DATA FOR REVIEW —
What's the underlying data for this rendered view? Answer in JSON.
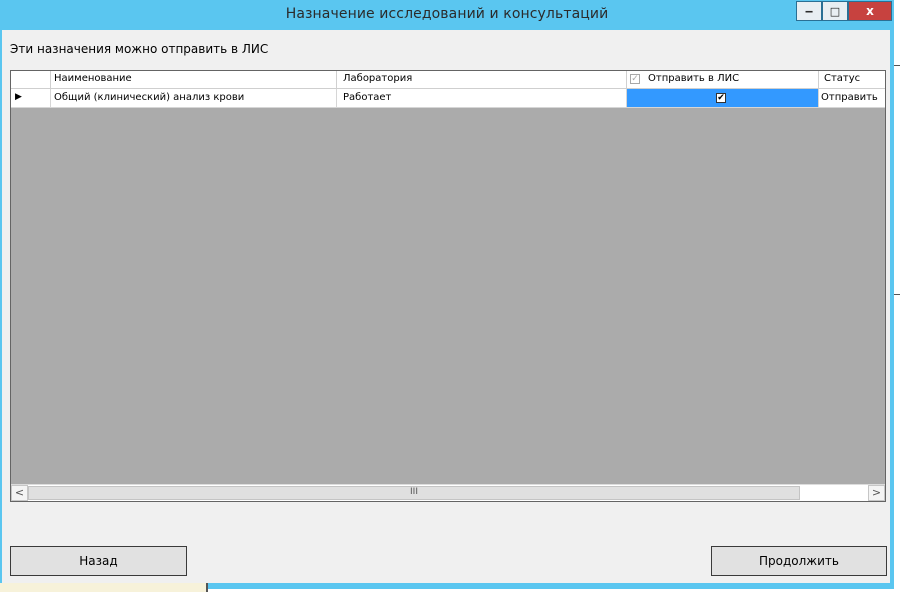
{
  "window": {
    "title": "Назначение исследований и консультаций",
    "controls": {
      "minimize": "‒",
      "maximize": "□",
      "close": "x"
    }
  },
  "hint_text": "Эти назначения можно отправить в ЛИС",
  "grid": {
    "columns": [
      "Наименование",
      "Лаборатория",
      "Отправить в ЛИС",
      "Статус"
    ],
    "header_checkbox": "✓",
    "rows": [
      {
        "indicator": "▶",
        "name": "Общий (клинический) анализ крови",
        "laboratory": "Работает",
        "send_to_lis": "✔",
        "status": "Отправить"
      }
    ],
    "scroll": {
      "left": "<",
      "right": ">",
      "thumb": "III"
    }
  },
  "buttons": {
    "back": "Назад",
    "continue": "Продолжить"
  }
}
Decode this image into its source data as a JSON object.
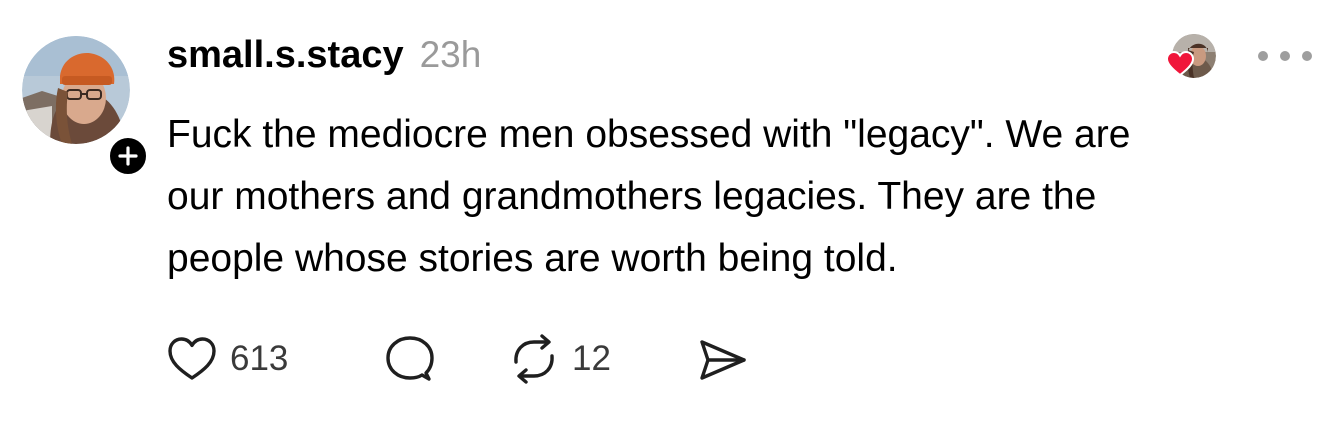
{
  "post": {
    "author": {
      "username": "small.s.stacy",
      "avatar_icon": "user-avatar-photo",
      "follow_icon": "plus-icon"
    },
    "timestamp": "23h",
    "liked_by_icon": "friend-liked-avatar",
    "more_icon": "more-horizontal-icon",
    "text": "Fuck the mediocre men obsessed with \"legacy\". We are\nour mothers and grandmothers legacies. They are the\npeople whose stories are worth being told.",
    "actions": {
      "like_count": "613",
      "reply_count": "",
      "repost_count": "12",
      "icons": [
        "heart-icon",
        "comment-icon",
        "repost-icon",
        "share-icon"
      ]
    }
  },
  "colors": {
    "text": "#000000",
    "muted": "#9a9a9a",
    "heart": "#f0163a",
    "icon": "#1f1f1f"
  }
}
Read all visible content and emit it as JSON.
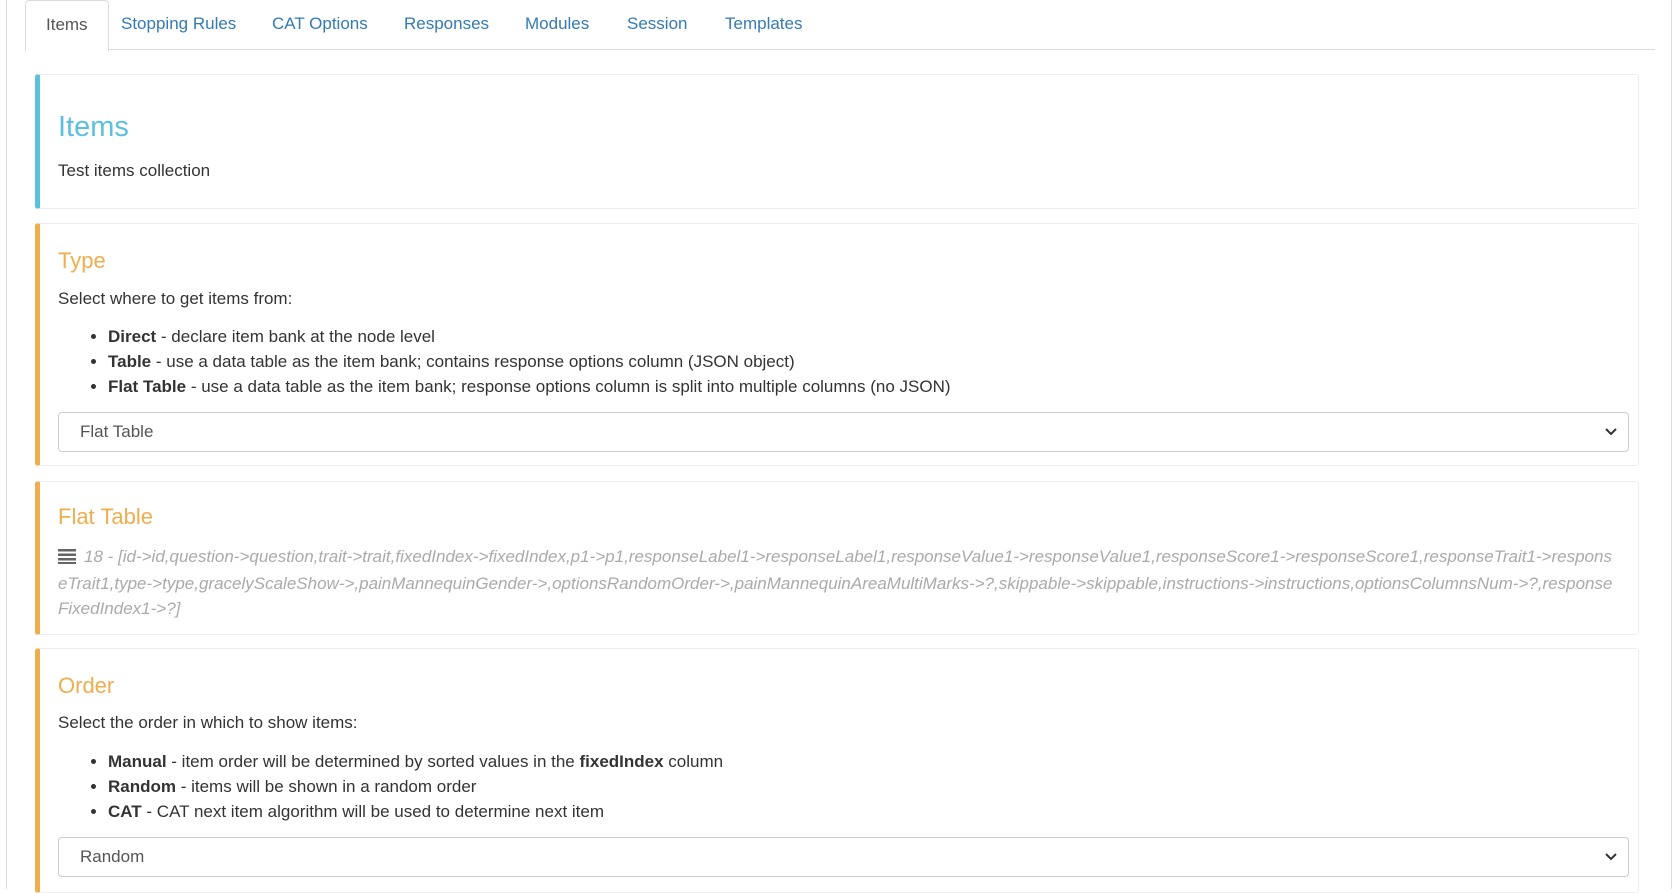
{
  "tabs": [
    "Items",
    "Stopping Rules",
    "CAT Options",
    "Responses",
    "Modules",
    "Session",
    "Templates"
  ],
  "items_panel": {
    "title": "Items",
    "subtitle": "Test items collection"
  },
  "type_panel": {
    "title": "Type",
    "intro": "Select where to get items from:",
    "options": [
      {
        "name": "Direct",
        "desc": " - declare item bank at the node level"
      },
      {
        "name": "Table",
        "desc": " - use a data table as the item bank; contains response options column (JSON object)"
      },
      {
        "name": "Flat Table",
        "desc": " - use a data table as the item bank; response options column is split into multiple columns (no JSON)"
      }
    ],
    "selected": "Flat Table"
  },
  "flat_table_panel": {
    "title": "Flat Table",
    "mapping": "18 - [id->id,question->question,trait->trait,fixedIndex->fixedIndex,p1->p1,responseLabel1->responseLabel1,responseValue1->responseValue1,responseScore1->responseScore1,responseTrait1->responseTrait1,type->type,gracelyScaleShow->,painMannequinGender->,optionsRandomOrder->,painMannequinAreaMultiMarks->?,skippable->skippable,instructions->instructions,optionsColumnsNum->?,responseFixedIndex1->?]"
  },
  "order_panel": {
    "title": "Order",
    "intro": "Select the order in which to show items:",
    "manual": {
      "name": "Manual",
      "desc": " - item order will be determined by sorted values in the ",
      "col": "fixedIndex",
      "tail": " column"
    },
    "options": [
      {
        "name": "Random",
        "desc": " - items will be shown in a random order"
      },
      {
        "name": "CAT",
        "desc": " - CAT next item algorithm will be used to determine next item"
      }
    ],
    "selected": "Random"
  },
  "colors": {
    "info": "#5bc0de",
    "warning": "#f0ad4e",
    "link": "#337ab7"
  },
  "icons": {
    "select_arrow": "chevron-down-icon",
    "mapping": "list-icon"
  }
}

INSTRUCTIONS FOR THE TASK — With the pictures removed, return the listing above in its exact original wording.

OUTPUT OF THE TASK —
What's the underlying data for this rendered view? Answer in JSON.
{
  "window": {
    "title": "Назначение исследований и консультаций",
    "controls": {
      "minimize": "‒",
      "maximize": "□",
      "close": "x"
    }
  },
  "hint_text": "Эти назначения можно отправить в ЛИС",
  "grid": {
    "columns": [
      "Наименование",
      "Лаборатория",
      "Отправить в ЛИС",
      "Статус"
    ],
    "header_checkbox": "✓",
    "rows": [
      {
        "indicator": "▶",
        "name": "Общий (клинический) анализ крови",
        "laboratory": "Работает",
        "send_to_lis": "✔",
        "status": "Отправить"
      }
    ],
    "scroll": {
      "left": "<",
      "right": ">",
      "thumb": "III"
    }
  },
  "buttons": {
    "back": "Назад",
    "continue": "Продолжить"
  }
}
Decode this image into its source data as a JSON object.
{
  "post": {
    "author": {
      "username": "small.s.stacy",
      "avatar_icon": "user-avatar-photo",
      "follow_icon": "plus-icon"
    },
    "timestamp": "23h",
    "liked_by_icon": "friend-liked-avatar",
    "more_icon": "more-horizontal-icon",
    "text": "Fuck the mediocre men obsessed with \"legacy\". We are\nour mothers and grandmothers legacies. They are the\npeople whose stories are worth being told.",
    "actions": {
      "like_count": "613",
      "reply_count": "",
      "repost_count": "12",
      "icons": [
        "heart-icon",
        "comment-icon",
        "repost-icon",
        "share-icon"
      ]
    }
  },
  "colors": {
    "text": "#000000",
    "muted": "#9a9a9a",
    "heart": "#f0163a",
    "icon": "#1f1f1f"
  }
}
Read all visible content and emit it as JSON.
{
  "tabs": [
    "Items",
    "Stopping Rules",
    "CAT Options",
    "Responses",
    "Modules",
    "Session",
    "Templates"
  ],
  "items_panel": {
    "title": "Items",
    "subtitle": "Test items collection"
  },
  "type_panel": {
    "title": "Type",
    "intro": "Select where to get items from:",
    "options": [
      {
        "name": "Direct",
        "desc": " - declare item bank at the node level"
      },
      {
        "name": "Table",
        "desc": " - use a data table as the item bank; contains response options column (JSON object)"
      },
      {
        "name": "Flat Table",
        "desc": " - use a data table as the item bank; response options column is split into multiple columns (no JSON)"
      }
    ],
    "selected": "Flat Table"
  },
  "flat_table_panel": {
    "title": "Flat Table",
    "mapping": "18 - [id->id,question->question,trait->trait,fixedIndex->fixedIndex,p1->p1,responseLabel1->responseLabel1,responseValue1->responseValue1,responseScore1->responseScore1,responseTrait1->responseTrait1,type->type,gracelyScaleShow->,painMannequinGender->,optionsRandomOrder->,painMannequinAreaMultiMarks->?,skippable->skippable,instructions->instructions,optionsColumnsNum->?,responseFixedIndex1->?]"
  },
  "order_panel": {
    "title": "Order",
    "intro": "Select the order in which to show items:",
    "manual": {
      "name": "Manual",
      "desc": " - item order will be determined by sorted values in the ",
      "col": "fixedIndex",
      "tail": " column"
    },
    "options": [
      {
        "name": "Random",
        "desc": " - items will be shown in a random order"
      },
      {
        "name": "CAT",
        "desc": " - CAT next item algorithm will be used to determine next item"
      }
    ],
    "selected": "Random"
  },
  "colors": {
    "info": "#5bc0de",
    "warning": "#f0ad4e",
    "link": "#337ab7"
  },
  "icons": {
    "select_arrow": "chevron-down-icon",
    "mapping": "list-icon"
  }
}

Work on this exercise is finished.